If an entry below contains an image, drop the image and retype the rest exactly.

- _Records from a collection_
⁂

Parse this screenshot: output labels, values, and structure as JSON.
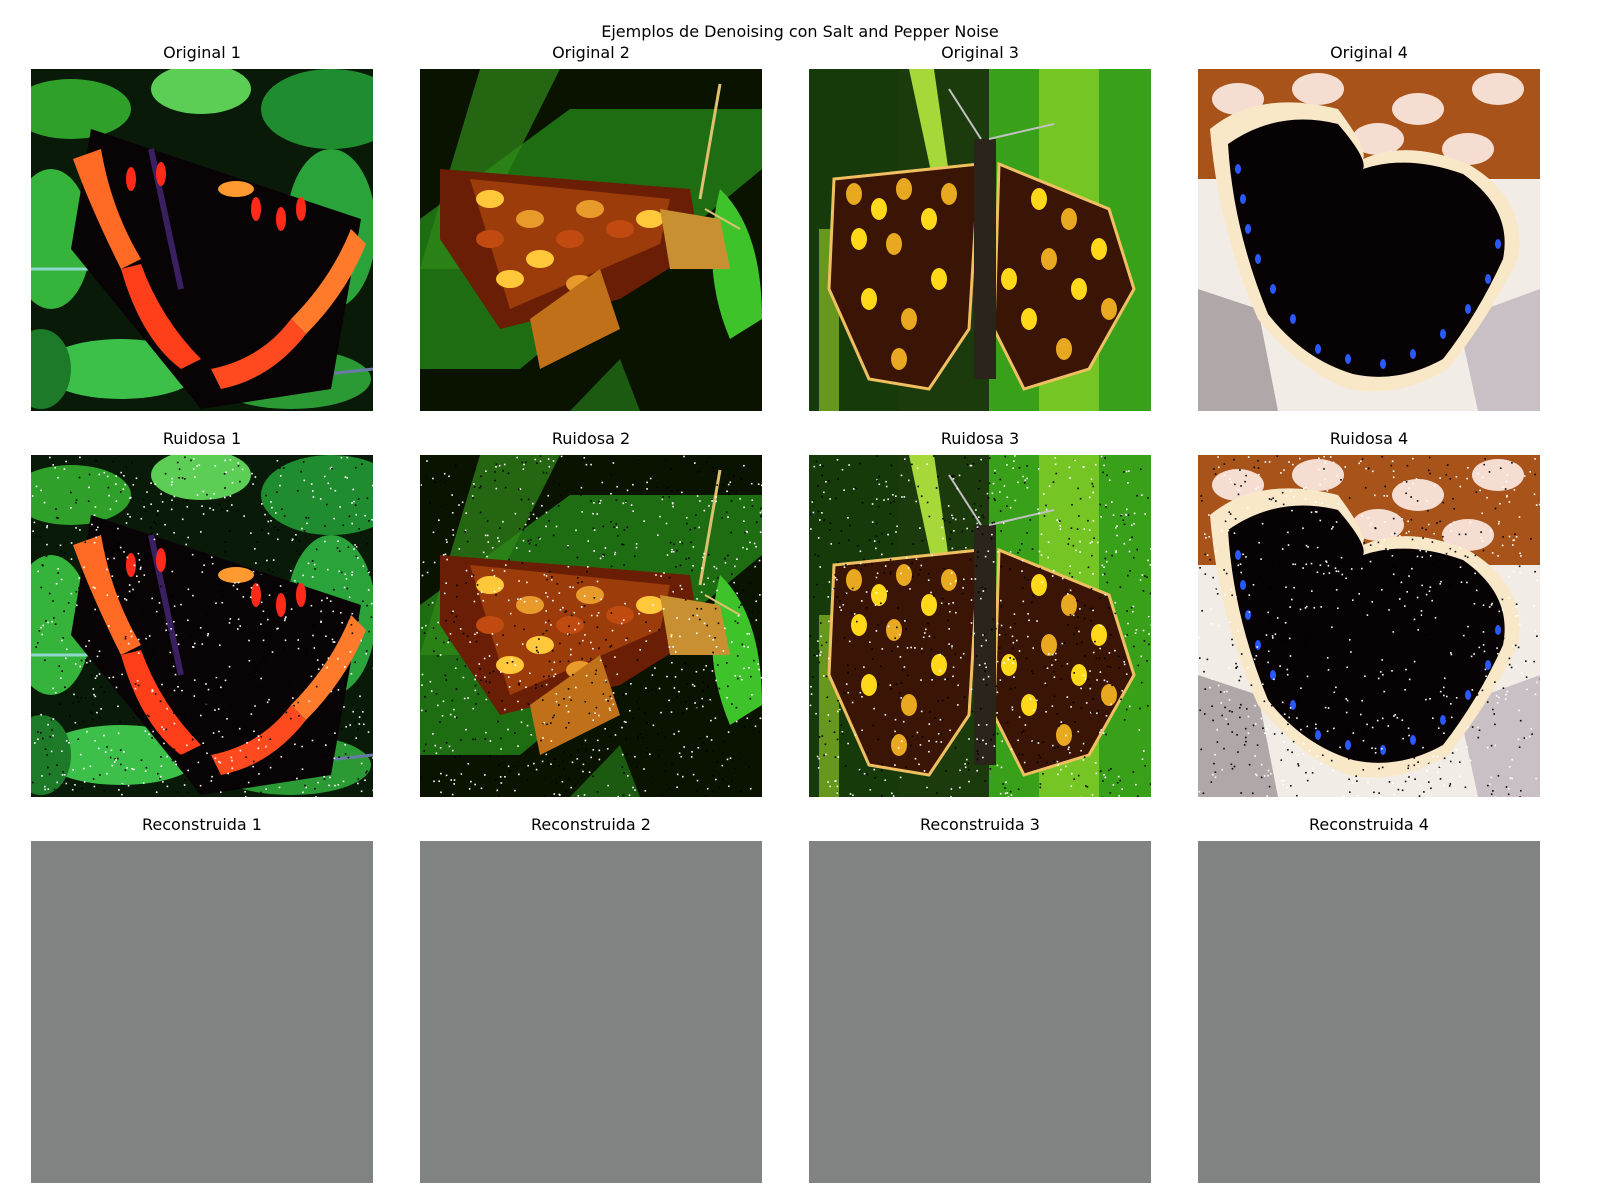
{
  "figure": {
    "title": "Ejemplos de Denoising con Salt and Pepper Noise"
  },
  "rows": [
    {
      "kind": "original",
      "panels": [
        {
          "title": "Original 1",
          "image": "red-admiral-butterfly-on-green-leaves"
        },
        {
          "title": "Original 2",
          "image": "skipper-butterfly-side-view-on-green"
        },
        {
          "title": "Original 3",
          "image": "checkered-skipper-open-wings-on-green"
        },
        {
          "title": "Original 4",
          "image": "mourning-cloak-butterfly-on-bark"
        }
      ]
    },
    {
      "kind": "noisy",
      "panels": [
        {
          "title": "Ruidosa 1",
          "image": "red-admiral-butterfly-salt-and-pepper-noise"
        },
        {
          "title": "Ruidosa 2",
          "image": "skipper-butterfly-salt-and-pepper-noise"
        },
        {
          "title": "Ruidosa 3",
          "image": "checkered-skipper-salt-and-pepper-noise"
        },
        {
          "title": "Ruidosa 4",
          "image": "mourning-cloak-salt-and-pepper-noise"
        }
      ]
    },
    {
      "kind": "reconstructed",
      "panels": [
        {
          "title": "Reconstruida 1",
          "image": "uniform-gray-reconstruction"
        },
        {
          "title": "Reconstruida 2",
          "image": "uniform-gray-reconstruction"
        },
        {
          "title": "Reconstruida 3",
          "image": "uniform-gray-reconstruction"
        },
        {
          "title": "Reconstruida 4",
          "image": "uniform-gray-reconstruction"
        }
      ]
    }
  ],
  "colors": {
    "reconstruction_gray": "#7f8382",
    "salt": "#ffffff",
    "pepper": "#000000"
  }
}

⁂

- _Written reply_
Parse this screenshot: output labels, values, and structure as JSON.
{
  "figure": {
    "title": "Ejemplos de Denoising con Salt and Pepper Noise"
  },
  "rows": [
    {
      "kind": "original",
      "panels": [
        {
          "title": "Original 1",
          "image": "red-admiral-butterfly-on-green-leaves"
        },
        {
          "title": "Original 2",
          "image": "skipper-butterfly-side-view-on-green"
        },
        {
          "title": "Original 3",
          "image": "checkered-skipper-open-wings-on-green"
        },
        {
          "title": "Original 4",
          "image": "mourning-cloak-butterfly-on-bark"
        }
      ]
    },
    {
      "kind": "noisy",
      "panels": [
        {
          "title": "Ruidosa 1",
          "image": "red-admiral-butterfly-salt-and-pepper-noise"
        },
        {
          "title": "Ruidosa 2",
          "image": "skipper-butterfly-salt-and-pepper-noise"
        },
        {
          "title": "Ruidosa 3",
          "image": "checkered-skipper-salt-and-pepper-noise"
        },
        {
          "title": "Ruidosa 4",
          "image": "mourning-cloak-salt-and-pepper-noise"
        }
      ]
    },
    {
      "kind": "reconstructed",
      "panels": [
        {
          "title": "Reconstruida 1",
          "image": "uniform-gray-reconstruction"
        },
        {
          "title": "Reconstruida 2",
          "image": "uniform-gray-reconstruction"
        },
        {
          "title": "Reconstruida 3",
          "image": "uniform-gray-reconstruction"
        },
        {
          "title": "Reconstruida 4",
          "image": "uniform-gray-reconstruction"
        }
      ]
    }
  ],
  "colors": {
    "reconstruction_gray": "#7f8382",
    "salt": "#ffffff",
    "pepper": "#000000"
  }
}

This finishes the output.